Total sacrifice of self, an unconquerable will—these are very nearly the marks of the saints. Yet Mr. Chambers is very far from believing that Communists are saints, and no one could excel him -at. describing the jealousies, intrigues, treacheries, the prurience, moral squalor and_mutual distrust, that afflict the internal life of all Communist Parties. But he does not make the mistake which others have made, the same mistake, perhaps, as a Roman patrician might have made about the early Christians. He does not believe that because Communism, outside the Soviet Union, necessarily attracts the neurotic, the unbalanced, the pathological, the -Movement can- be nothing but the reflection of the collective neuroses of its members. On the contrary; the facts show that from such material Communism can create a wonderfully effective political instru- ment. The problem is precisely how the miracle is achieved.
Mr. Chambers' answer to this problem is essentially a simple one. Communism, he says, draws its strength from two sources, the working-class and the intellectuals. The working-class is driven to Communism by long-term economic pressure, but the intellectual responds to a vision. "An educated man, peering from Harvard Yard, finds in the vision the two certainties for which the mind of man tirelessly seeks; a reason to live and a reason to die. No other faith of our time presents him with the same practical intensity." , What is the vision ? It is, says Mr. Chambers, the vision of a world without God, by which he means a world in which men are free to remake and transform the world as they wish. It Is the vision of introducing a reason, an order and a plan into human -history; and since history itself has raised men from the zoological slime to the heights of this vision, and provided them with the tools and the technique to translate it into reality, the vision is no longer a Utopia, but a practical and immediate programme Of action. "Its first commandment is found not in the Communist Manifesto, but in the first sentence of the physics primer: All of the progress of mankind to date results from the making of careful measurements '."
This vision, says Mr. Chambers, is the Communist revolu- tion; and it has a power over men's minds sufficient to inspire the total sacrifice of self and the force of will which Communism demands. And the sacrifice of self is total, in the sense of illingness not only to suffer and die, but of discarding those moral inhibitions which, bourgeois society teaches, are the most precious part of the self. The very enormity of the crimes and sacrifices demanded is, for the Communist, not an obstacle to faith but the touchstone and proof of its sincerity. Moreover, in a world of war and revolution, there is no means of avoiding crime, suffering, destruction : the only question worth considering is whether they shall occur for a reason or for no reason, for a purpose or no purpose.
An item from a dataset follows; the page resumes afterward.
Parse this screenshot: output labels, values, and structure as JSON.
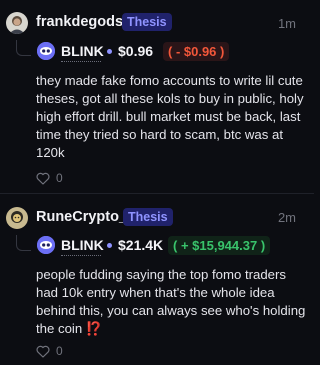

Com- munism is a house with many mansions. There are some Communists, the Nechayers of the movement, for whom crime and suffering add a sadistic sauce to the rough fare of revolution. There are others, sensitive and humane men, who shudder at the cost which the revolution entails in human suffering; but their very, humanity will not allow them to per- mit that the cost shall be paid for no reason and to no purpose.
Such is Mr. Chambers' answer to the question, "What does it mean to be a Communist ? " and in giving it he has given one of the few accounts of Communism which are equal to the heights and depths of the subject.